WHAT IS NEEDED: Extract the text of every entry below exactly; leave images out.

[Records contained in a dataset]
⟨
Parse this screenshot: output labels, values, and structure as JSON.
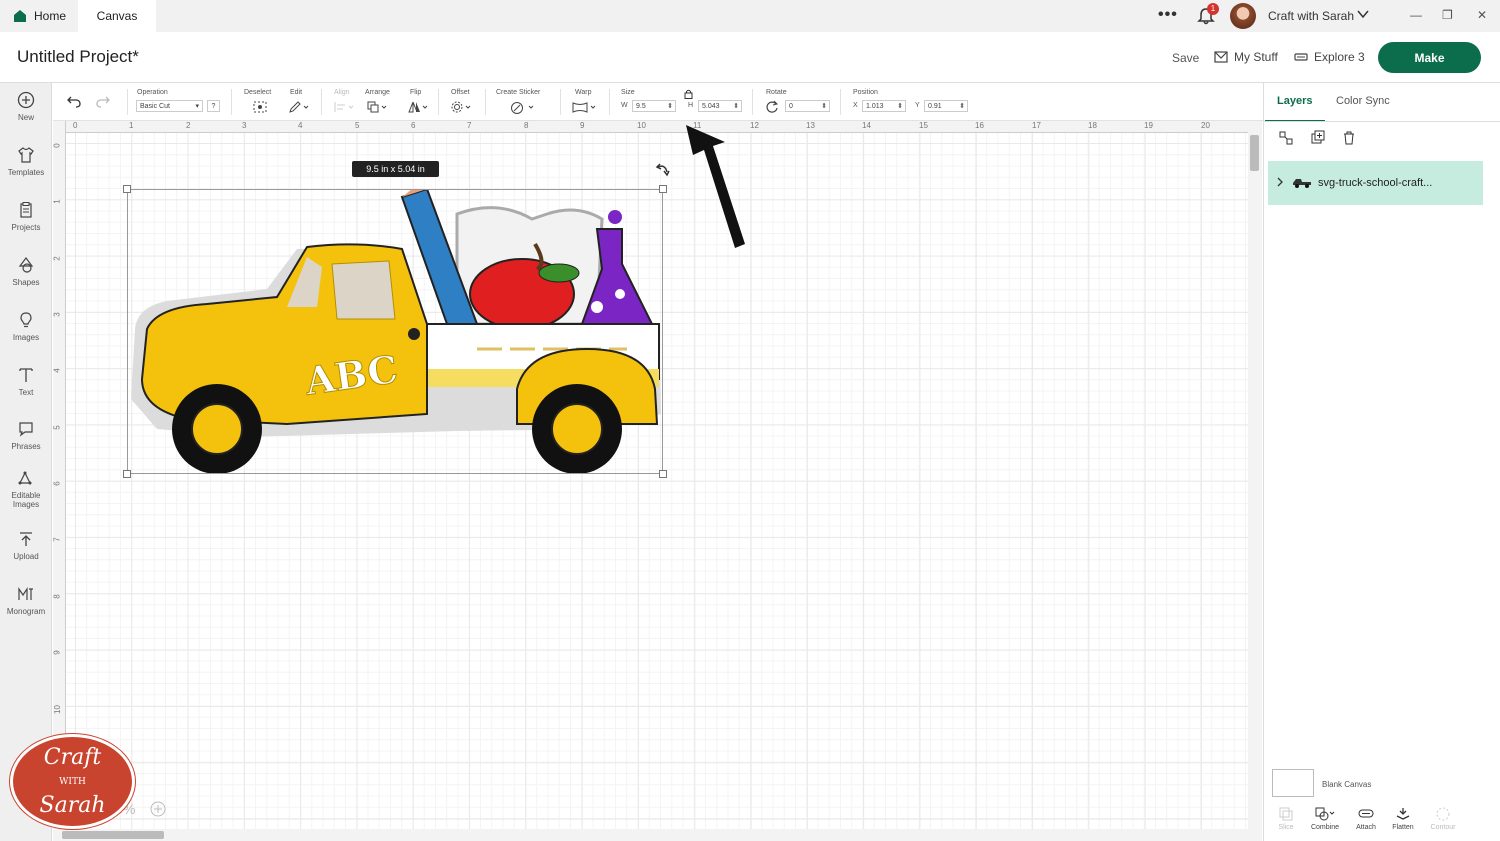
{
  "tabs": {
    "home": "Home",
    "canvas": "Canvas"
  },
  "topbar": {
    "more": "•••",
    "notification_count": "1",
    "account": "Craft with Sarah",
    "minimize": "—",
    "restore": "❐",
    "close": "✕"
  },
  "header": {
    "title": "Untitled Project*",
    "save": "Save",
    "my_stuff": "My Stuff",
    "machine": "Explore 3",
    "make": "Make"
  },
  "sidebar": [
    {
      "label": "New",
      "icon": "plus-circle-icon"
    },
    {
      "label": "Templates",
      "icon": "shirt-icon"
    },
    {
      "label": "Projects",
      "icon": "clipboard-icon"
    },
    {
      "label": "Shapes",
      "icon": "shapes-icon"
    },
    {
      "label": "Images",
      "icon": "lightbulb-icon"
    },
    {
      "label": "Text",
      "icon": "text-icon"
    },
    {
      "label": "Phrases",
      "icon": "speech-bubble-icon"
    },
    {
      "label": "Editable Images",
      "icon": "edit-image-icon"
    },
    {
      "label": "Upload",
      "icon": "upload-icon"
    },
    {
      "label": "Monogram",
      "icon": "monogram-icon"
    }
  ],
  "toolbar": {
    "operation_label": "Operation",
    "operation_value": "Basic Cut",
    "help": "?",
    "deselect": "Deselect",
    "edit": "Edit",
    "align": "Align",
    "arrange": "Arrange",
    "flip": "Flip",
    "offset": "Offset",
    "create_sticker": "Create Sticker",
    "warp": "Warp",
    "size_label": "Size",
    "w_label": "W",
    "w_value": "9.5",
    "h_label": "H",
    "h_value": "5.043",
    "rotate_label": "Rotate",
    "rotate_value": "0",
    "position_label": "Position",
    "x_label": "X",
    "x_value": "1.013",
    "y_label": "Y",
    "y_value": "0.91"
  },
  "ruler": {
    "top": [
      "0",
      "1",
      "2",
      "3",
      "4",
      "5",
      "6",
      "7",
      "8",
      "9",
      "10",
      "11",
      "12",
      "13",
      "14",
      "15",
      "16",
      "17",
      "18",
      "19",
      "20"
    ],
    "left": [
      "0",
      "1",
      "2",
      "3",
      "4",
      "5",
      "6",
      "7",
      "8",
      "9",
      "10"
    ]
  },
  "canvas": {
    "size_tooltip": "9.5  in x 5.04  in",
    "zoom": "%"
  },
  "panel": {
    "tab_layers": "Layers",
    "tab_color_sync": "Color Sync",
    "layer_name": "svg-truck-school-craft...",
    "blank_canvas": "Blank Canvas",
    "bottom_tools": [
      "Slice",
      "Combine",
      "Attach",
      "Flatten",
      "Contour"
    ]
  },
  "logo": {
    "line1": "Craft",
    "line2": "WITH",
    "line3": "Sarah"
  },
  "design": {
    "truck_text": "ABC"
  },
  "colors": {
    "brand_green": "#0b6d4b",
    "layer_highlight": "#c6ece0",
    "truck_yellow": "#f4c20d"
  }
}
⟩
EXERCISE SOLUTION:
Parse this screenshot: output labels, values, and structure as JSON.
{
  "tabs": {
    "home": "Home",
    "canvas": "Canvas"
  },
  "topbar": {
    "more": "•••",
    "notification_count": "1",
    "account": "Craft with Sarah",
    "minimize": "—",
    "restore": "❐",
    "close": "✕"
  },
  "header": {
    "title": "Untitled Project*",
    "save": "Save",
    "my_stuff": "My Stuff",
    "machine": "Explore 3",
    "make": "Make"
  },
  "sidebar": [
    {
      "label": "New",
      "icon": "plus-circle-icon"
    },
    {
      "label": "Templates",
      "icon": "shirt-icon"
    },
    {
      "label": "Projects",
      "icon": "clipboard-icon"
    },
    {
      "label": "Shapes",
      "icon": "shapes-icon"
    },
    {
      "label": "Images",
      "icon": "lightbulb-icon"
    },
    {
      "label": "Text",
      "icon": "text-icon"
    },
    {
      "label": "Phrases",
      "icon": "speech-bubble-icon"
    },
    {
      "label": "Editable Images",
      "icon": "edit-image-icon"
    },
    {
      "label": "Upload",
      "icon": "upload-icon"
    },
    {
      "label": "Monogram",
      "icon": "monogram-icon"
    }
  ],
  "toolbar": {
    "operation_label": "Operation",
    "operation_value": "Basic Cut",
    "help": "?",
    "deselect": "Deselect",
    "edit": "Edit",
    "align": "Align",
    "arrange": "Arrange",
    "flip": "Flip",
    "offset": "Offset",
    "create_sticker": "Create Sticker",
    "warp": "Warp",
    "size_label": "Size",
    "w_label": "W",
    "w_value": "9.5",
    "h_label": "H",
    "h_value": "5.043",
    "rotate_label": "Rotate",
    "rotate_value": "0",
    "position_label": "Position",
    "x_label": "X",
    "x_value": "1.013",
    "y_label": "Y",
    "y_value": "0.91"
  },
  "ruler": {
    "top": [
      "0",
      "1",
      "2",
      "3",
      "4",
      "5",
      "6",
      "7",
      "8",
      "9",
      "10",
      "11",
      "12",
      "13",
      "14",
      "15",
      "16",
      "17",
      "18",
      "19",
      "20"
    ],
    "left": [
      "0",
      "1",
      "2",
      "3",
      "4",
      "5",
      "6",
      "7",
      "8",
      "9",
      "10"
    ]
  },
  "canvas": {
    "size_tooltip": "9.5  in x 5.04  in",
    "zoom": "%"
  },
  "panel": {
    "tab_layers": "Layers",
    "tab_color_sync": "Color Sync",
    "layer_name": "svg-truck-school-craft...",
    "blank_canvas": "Blank Canvas",
    "bottom_tools": [
      "Slice",
      "Combine",
      "Attach",
      "Flatten",
      "Contour"
    ]
  },
  "logo": {
    "line1": "Craft",
    "line2": "WITH",
    "line3": "Sarah"
  },
  "design": {
    "truck_text": "ABC"
  },
  "colors": {
    "brand_green": "#0b6d4b",
    "layer_highlight": "#c6ece0",
    "truck_yellow": "#f4c20d"
  }
}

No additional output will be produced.